We see a lot of things that we don’t let get to you, because it’s not time appropriate, it’s insensitive, it’s just wrong. And that was wrong. And that won’t happen again on my watch, and I’m sorry. We’ll update you with what happened with that guy, and what went wrong, tonight on the Fox report. I’m sorry.
Update (4:55 p.m. EDT): Youtube took the video down, according to Buzzfeed's Andrew Kaczynski:
YouTube takes down the car chase shooting video: "YouTube is not a shock site."— Andrew Kaczynski (@BuzzFeedAndrew) September 28, 2012
Update (5:09 p.m. EDT): Politico's Dylan Byers posted Buzzfeed's statement on its decision to post the video, per spokesperson Ashley McCollom:
Making an editorial decision on how to cover a sensitive, tragic news event like this is never an easy one. But it is, indeed, a news event and we are a news organization. We posted both an edited version and the full version and we respect our readers' judgment.
Gawker also posted the video, and in a follow-up post Hamilton Nolan explained that site's decision to go ahead with it:

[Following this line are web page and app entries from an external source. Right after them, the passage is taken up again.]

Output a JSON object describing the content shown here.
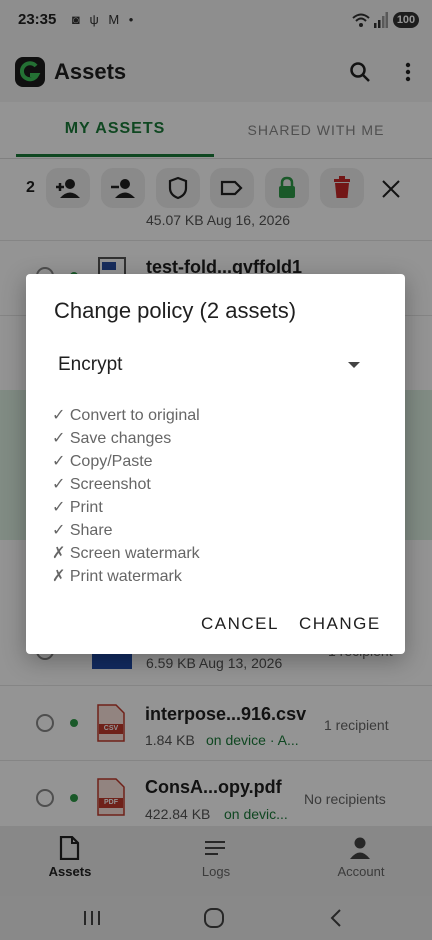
{
  "status_bar": {
    "time": "23:35",
    "icons_text": "◙ ψ M •",
    "battery": "100"
  },
  "app": {
    "title": "Assets"
  },
  "tabs": [
    {
      "label": "MY ASSETS"
    },
    {
      "label": "SHARED WITH ME"
    }
  ],
  "action_bar": {
    "selected_count": "2"
  },
  "files": [
    {
      "meta": "45.07 KB  Aug 16, 2026"
    },
    {
      "name": "test-fold...gvffold1"
    },
    {
      "meta": "6.59 KB  Aug 13, 2026",
      "recipients": "1 recipient"
    },
    {
      "name": "interpose...916.csv",
      "size": "1.84 KB",
      "location": "on device · A...",
      "recipients": "1 recipient",
      "icon_label": "CSV"
    },
    {
      "name": "ConsA...opy.pdf",
      "size": "422.84 KB",
      "location": "on devic...",
      "recipients": "No recipients",
      "icon_label": "PDF"
    }
  ],
  "dialog": {
    "title": "Change policy (2 assets)",
    "policy_value": "Encrypt",
    "permissions": [
      {
        "mark": "✓",
        "label": "Convert to original"
      },
      {
        "mark": "✓",
        "label": "Save changes"
      },
      {
        "mark": "✓",
        "label": "Copy/Paste"
      },
      {
        "mark": "✓",
        "label": "Screenshot"
      },
      {
        "mark": "✓",
        "label": "Print"
      },
      {
        "mark": "✓",
        "label": "Share"
      },
      {
        "mark": "✗",
        "label": "Screen watermark"
      },
      {
        "mark": "✗",
        "label": "Print watermark"
      }
    ],
    "cancel_label": "CANCEL",
    "change_label": "CHANGE"
  },
  "bottom_nav": [
    {
      "label": "Assets"
    },
    {
      "label": "Logs"
    },
    {
      "label": "Account"
    }
  ],
  "colors": {
    "accent": "#1b7a3a",
    "lock": "#2e9a48",
    "delete": "#c62828"
  }
}
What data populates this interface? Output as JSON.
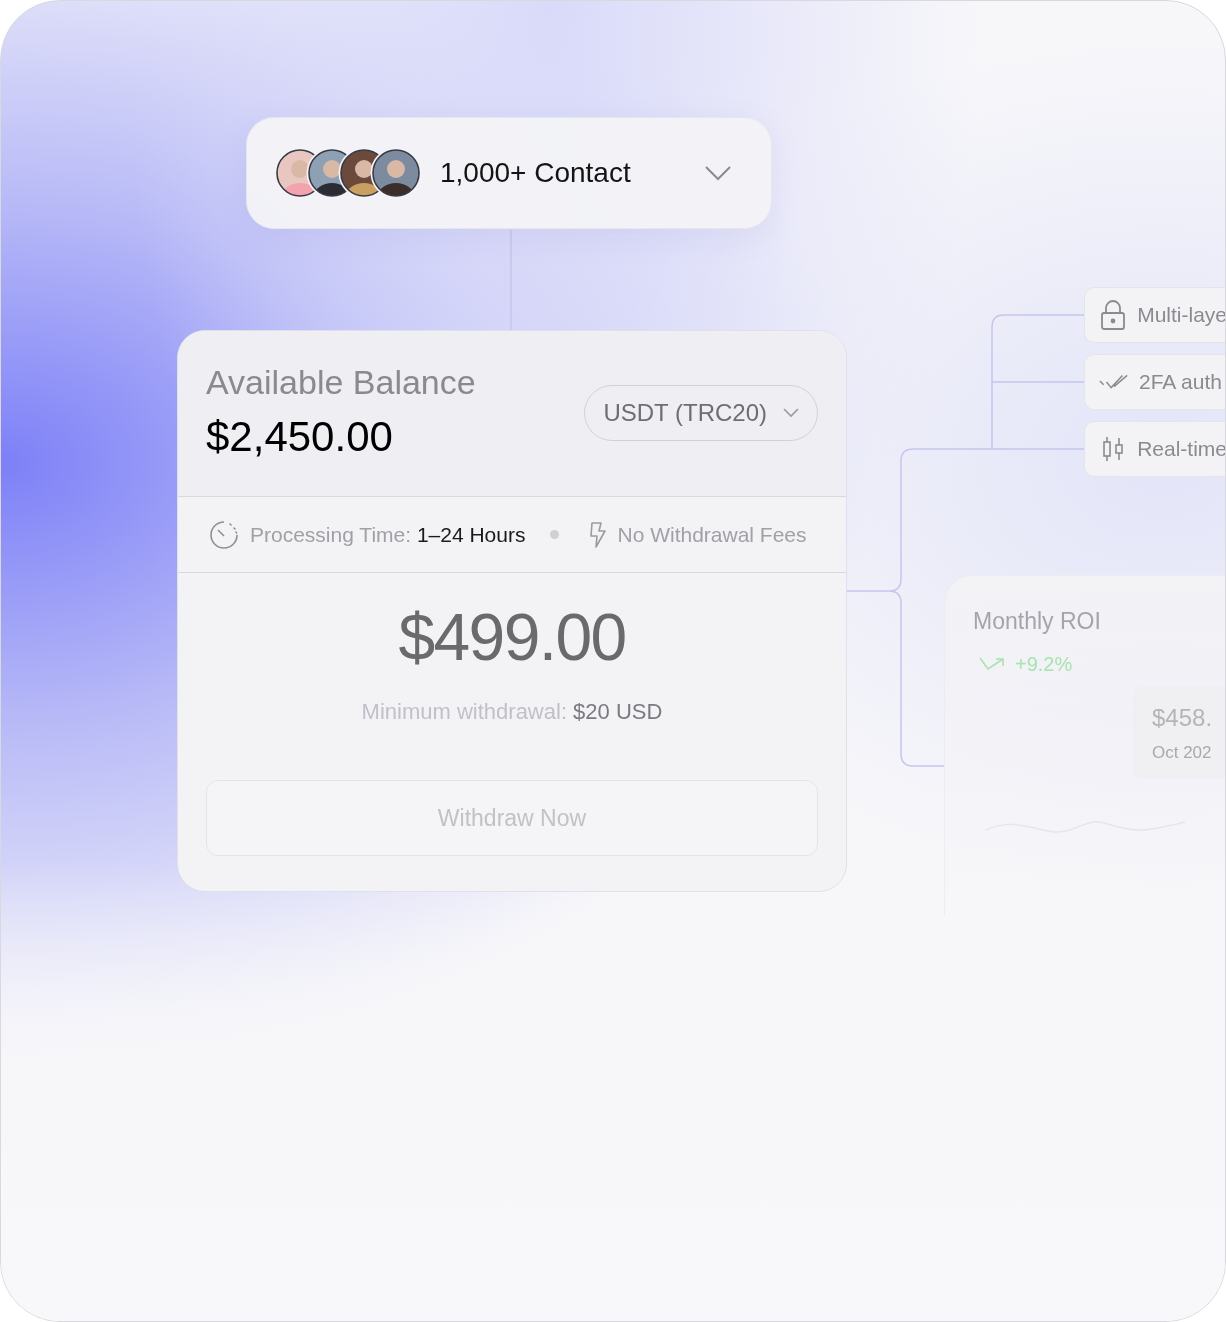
{
  "contacts": {
    "label": "1,000+ Contact"
  },
  "balance_card": {
    "title": "Available Balance",
    "amount": "$2,450.00",
    "currency": "USDT (TRC20)",
    "processing_label": "Processing Time:",
    "processing_value": "1–24 Hours",
    "fees": "No Withdrawal Fees",
    "withdraw_amount": "$499.00",
    "minimum_label": "Minimum withdrawal:",
    "minimum_value": "$20 USD",
    "button": "Withdraw Now"
  },
  "features": [
    {
      "kind": "lock",
      "label": "Multi-laye"
    },
    {
      "kind": "check",
      "label": "2FA auth"
    },
    {
      "kind": "candles",
      "label": "Real-time"
    }
  ],
  "roi_card": {
    "title": "Monthly ROI",
    "change": "+9.2%",
    "tooltip_value": "$458.",
    "tooltip_date": "Oct 202"
  }
}
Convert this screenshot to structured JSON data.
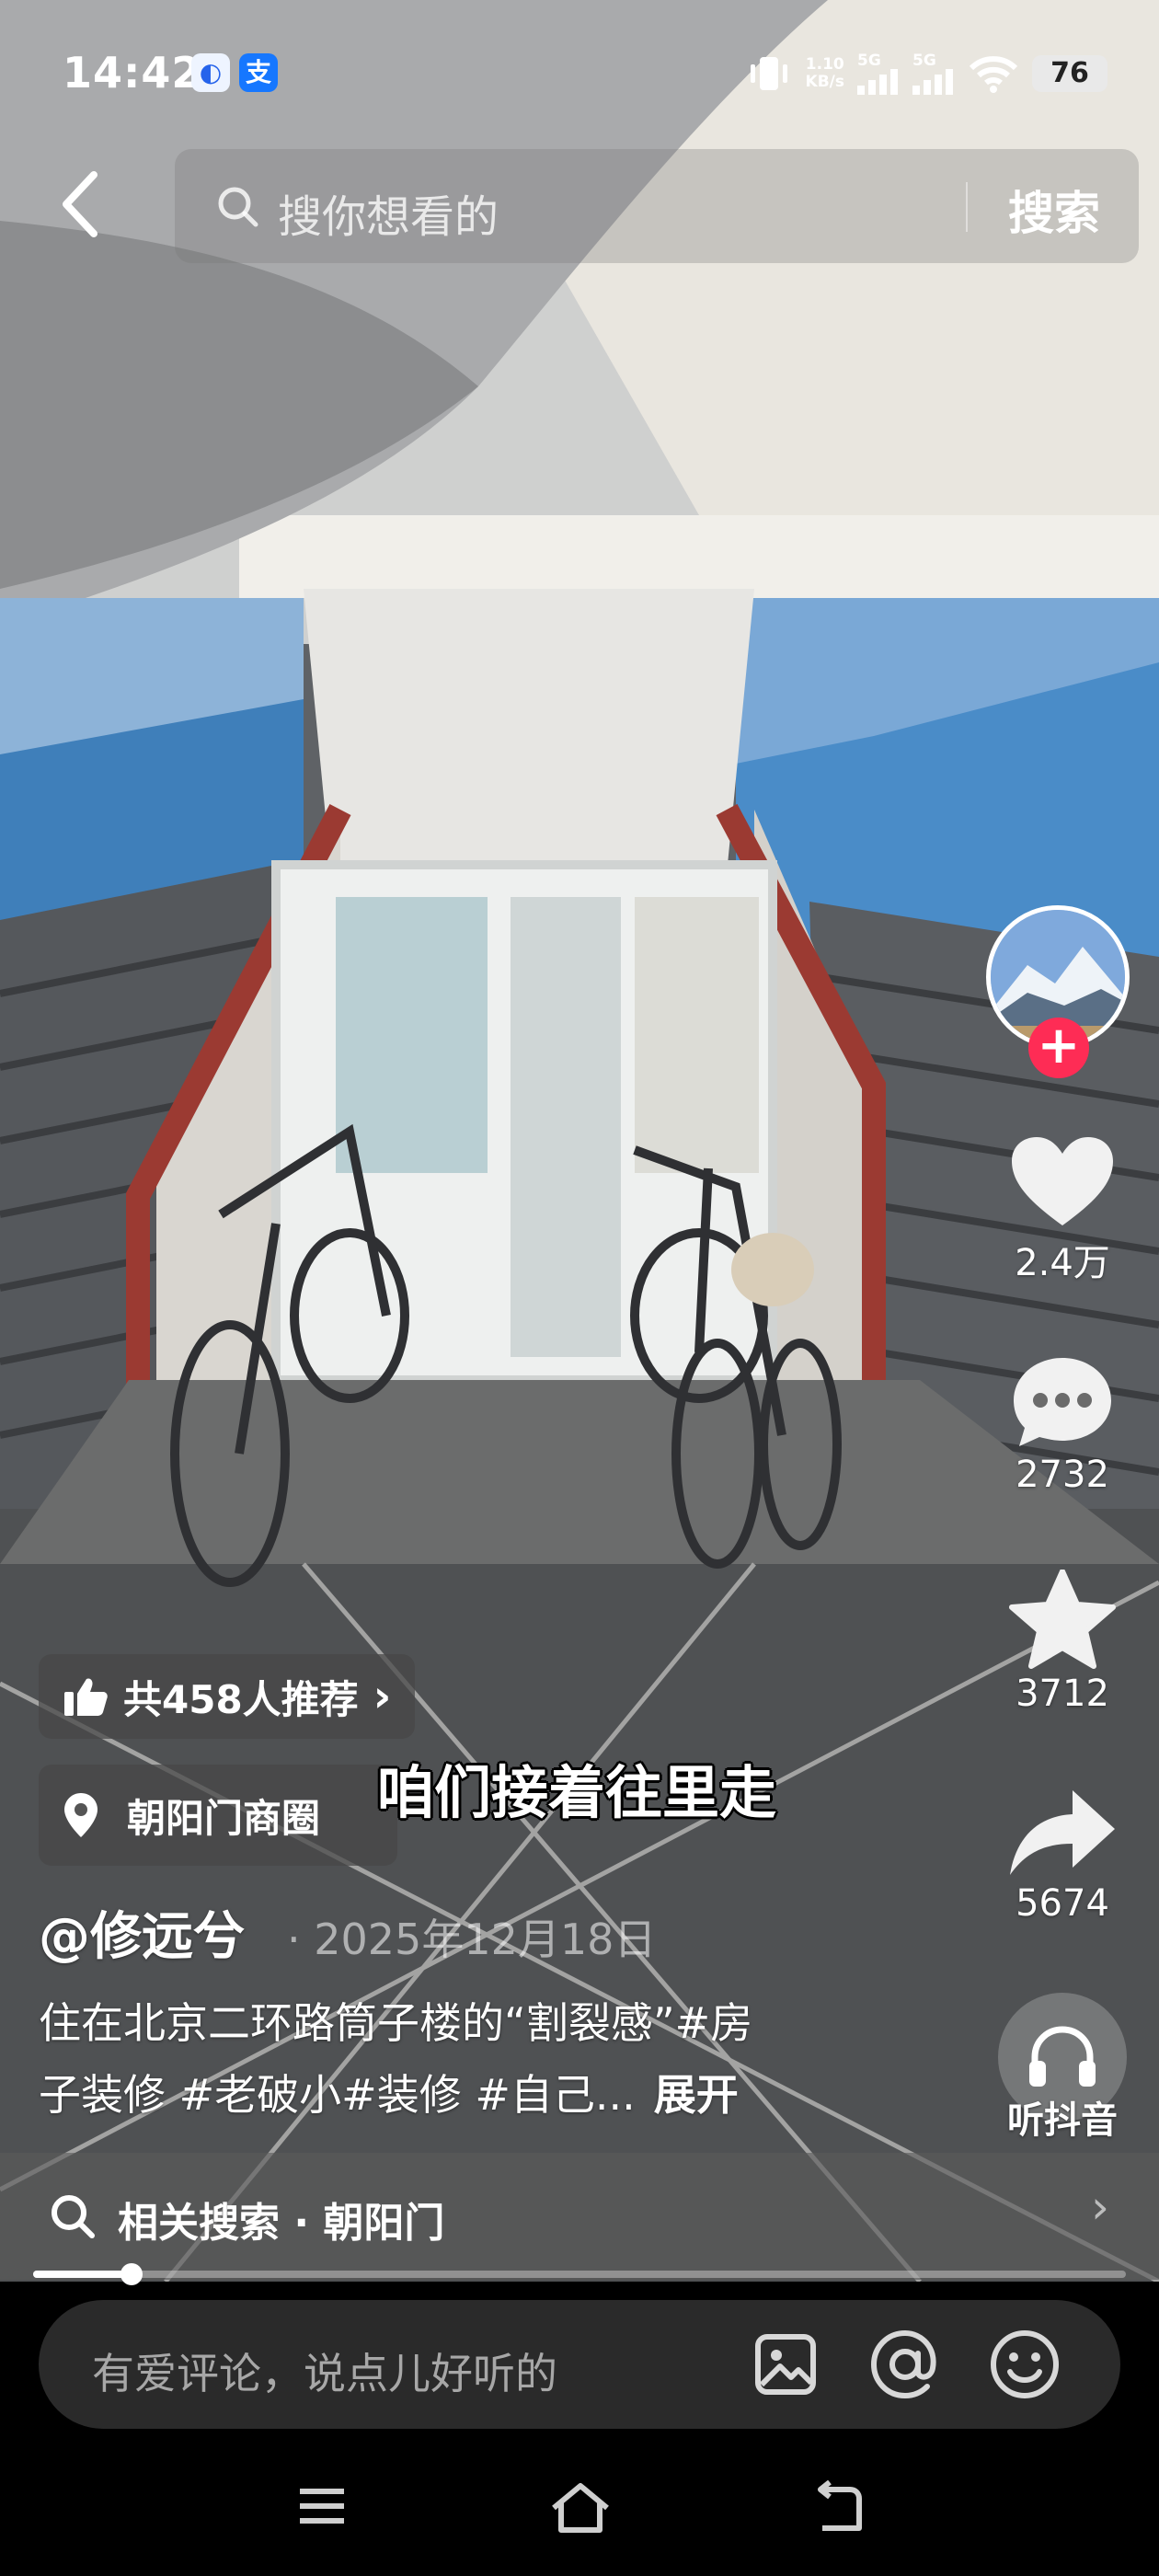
{
  "status_bar": {
    "time": "14:42",
    "apps": [
      {
        "name": "baidu-app-icon",
        "glyph": "◐"
      },
      {
        "name": "alipay-app-icon",
        "glyph": "支"
      }
    ],
    "net_speed_value": "1.10",
    "net_speed_unit": "KB/s",
    "signal_1": "5G",
    "signal_2": "5G",
    "battery": "76"
  },
  "search": {
    "placeholder": "搜你想看的",
    "button": "搜索"
  },
  "video": {
    "subtitle": "咱们接着往里走"
  },
  "actions": {
    "likes": "2.4万",
    "comments": "2732",
    "favorites": "3712",
    "shares": "5674",
    "listen_label": "听抖音",
    "follow": "+"
  },
  "info": {
    "recommend_text": "共458人推荐",
    "recommend_chevron": "›",
    "location": "朝阳门商圈",
    "author": "@修远兮",
    "date_sep": "·",
    "publish_date": "2025年12月18日",
    "caption_line1": "住在北京二环路筒子楼的“割裂感”#房",
    "caption_line2": "子装修 #老破小#装修 #自己...",
    "expand": "展开",
    "progress_fraction": 0.09
  },
  "related_search": {
    "text": "相关搜索 · 朝阳门",
    "chevron": "›"
  },
  "comment": {
    "placeholder": "有爱评论，说点儿好听的"
  },
  "colors": {
    "follow_red": "#fe2c55",
    "wall_blue": "#3d86c7",
    "handrail_red": "#9b3a32"
  }
}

A word on our decision to run the Fox News clip: some Gawker staffers were against publishing the clip. My position was that it is clearly news, and that we should run it on that basis. When we heard that Fox News had aired a suicide, what was the first thing we all did? Search on the internet for the clip. The clip is news. It is unpleasant, but it is news. You may legitimately decide to watch it or not, but it is news. (And for those who think this is all a cynical page view ploy, a cute cat video will do better than a gruesome suicide video; it's also a far easier choice not to publish something like this, just to spare yourself the negative outcry.) When we start picking and choosing whether or not we run clearly newsworthy things based on whether or not they make us queasy, we're in slippery slope territory. It is, in my opinion, ethical to run the clip. (Some of my colleagues may still disagree.)
Update (5:26 p.m. EDT): The video's back up on YouTube, per Kaczynskki:
YouTube has reinstated the Fox car chase shooting video with a disclaimer for those under 18.— Andrew Kaczynski (@BuzzFeedAndrew) September 28, 2012
Update (5:31 p.m. EDT): Byers has Fox News's statement on the incident:
We took every precaution to avoid any such live incident by putting the helicopter pictures on a five second delay. Unfortunately, this mistake was the result of a severe human error and we apologize for what viewers ultimately saw on the screen.
Update (8:30 p.m. EDT): Fox News sends along a statement from Executive Vice President, News, Michael Clemente:
“We took every precaution to avoid any such live incident by putting the helicopter pictures on a five second delay. Unfortunately, this mistake was the result of a severe human error and we apologize for what viewers ultimately saw on the screen.”